--- Material for this exercise ---
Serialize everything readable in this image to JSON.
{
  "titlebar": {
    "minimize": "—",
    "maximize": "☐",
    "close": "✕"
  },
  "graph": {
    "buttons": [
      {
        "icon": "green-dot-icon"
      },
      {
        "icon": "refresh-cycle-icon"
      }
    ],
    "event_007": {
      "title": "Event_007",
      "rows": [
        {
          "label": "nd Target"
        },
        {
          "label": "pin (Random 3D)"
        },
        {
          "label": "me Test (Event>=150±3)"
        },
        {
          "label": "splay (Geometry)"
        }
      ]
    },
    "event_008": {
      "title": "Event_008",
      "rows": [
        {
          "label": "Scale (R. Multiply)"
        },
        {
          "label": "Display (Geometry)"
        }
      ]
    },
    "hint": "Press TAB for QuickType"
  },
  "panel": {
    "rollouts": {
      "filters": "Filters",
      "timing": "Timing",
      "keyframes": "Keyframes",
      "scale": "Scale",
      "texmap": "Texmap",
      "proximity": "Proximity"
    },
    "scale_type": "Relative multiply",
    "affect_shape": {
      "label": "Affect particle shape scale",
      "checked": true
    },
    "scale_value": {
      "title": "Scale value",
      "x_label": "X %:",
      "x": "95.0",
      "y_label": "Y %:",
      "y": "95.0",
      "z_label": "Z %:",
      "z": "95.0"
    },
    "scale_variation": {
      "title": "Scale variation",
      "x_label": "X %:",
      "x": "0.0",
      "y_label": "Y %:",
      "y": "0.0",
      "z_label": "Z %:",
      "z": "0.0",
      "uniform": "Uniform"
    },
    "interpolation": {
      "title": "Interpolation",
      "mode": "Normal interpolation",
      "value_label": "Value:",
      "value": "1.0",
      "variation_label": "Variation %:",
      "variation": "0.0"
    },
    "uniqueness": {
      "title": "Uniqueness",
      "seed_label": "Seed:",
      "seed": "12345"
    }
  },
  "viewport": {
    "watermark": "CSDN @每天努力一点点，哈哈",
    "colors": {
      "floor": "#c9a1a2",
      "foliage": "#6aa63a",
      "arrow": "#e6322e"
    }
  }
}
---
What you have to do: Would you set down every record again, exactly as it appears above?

Finished exercise:
Serialize everything readable in this image to JSON.
{
  "titlebar": {
    "minimize": "—",
    "maximize": "☐",
    "close": "✕"
  },
  "graph": {
    "buttons": [
      {
        "icon": "green-dot-icon"
      },
      {
        "icon": "refresh-cycle-icon"
      }
    ],
    "event_007": {
      "title": "Event_007",
      "rows": [
        {
          "label": "nd Target"
        },
        {
          "label": "pin (Random 3D)"
        },
        {
          "label": "me Test (Event>=150±3)"
        },
        {
          "label": "splay (Geometry)"
        }
      ]
    },
    "event_008": {
      "title": "Event_008",
      "rows": [
        {
          "label": "Scale (R. Multiply)"
        },
        {
          "label": "Display (Geometry)"
        }
      ]
    },
    "hint": "Press TAB for QuickType"
  },
  "panel": {
    "rollouts": {
      "filters": "Filters",
      "timing": "Timing",
      "keyframes": "Keyframes",
      "scale": "Scale",
      "texmap": "Texmap",
      "proximity": "Proximity"
    },
    "scale_type": "Relative multiply",
    "affect_shape": {
      "label": "Affect particle shape scale",
      "checked": true
    },
    "scale_value": {
      "title": "Scale value",
      "x_label": "X %:",
      "x": "95.0",
      "y_label": "Y %:",
      "y": "95.0",
      "z_label": "Z %:",
      "z": "95.0"
    },
    "scale_variation": {
      "title": "Scale variation",
      "x_label": "X %:",
      "x": "0.0",
      "y_label": "Y %:",
      "y": "0.0",
      "z_label": "Z %:",
      "z": "0.0",
      "uniform": "Uniform"
    },
    "interpolation": {
      "title": "Interpolation",
      "mode": "Normal interpolation",
      "value_label": "Value:",
      "value": "1.0",
      "variation_label": "Variation %:",
      "variation": "0.0"
    },
    "uniqueness": {
      "title": "Uniqueness",
      "seed_label": "Seed:",
      "seed": "12345"
    }
  },
  "viewport": {
    "watermark": "CSDN @每天努力一点点，哈哈",
    "colors": {
      "floor": "#c9a1a2",
      "foliage": "#6aa63a",
      "arrow": "#e6322e"
    }
  }
}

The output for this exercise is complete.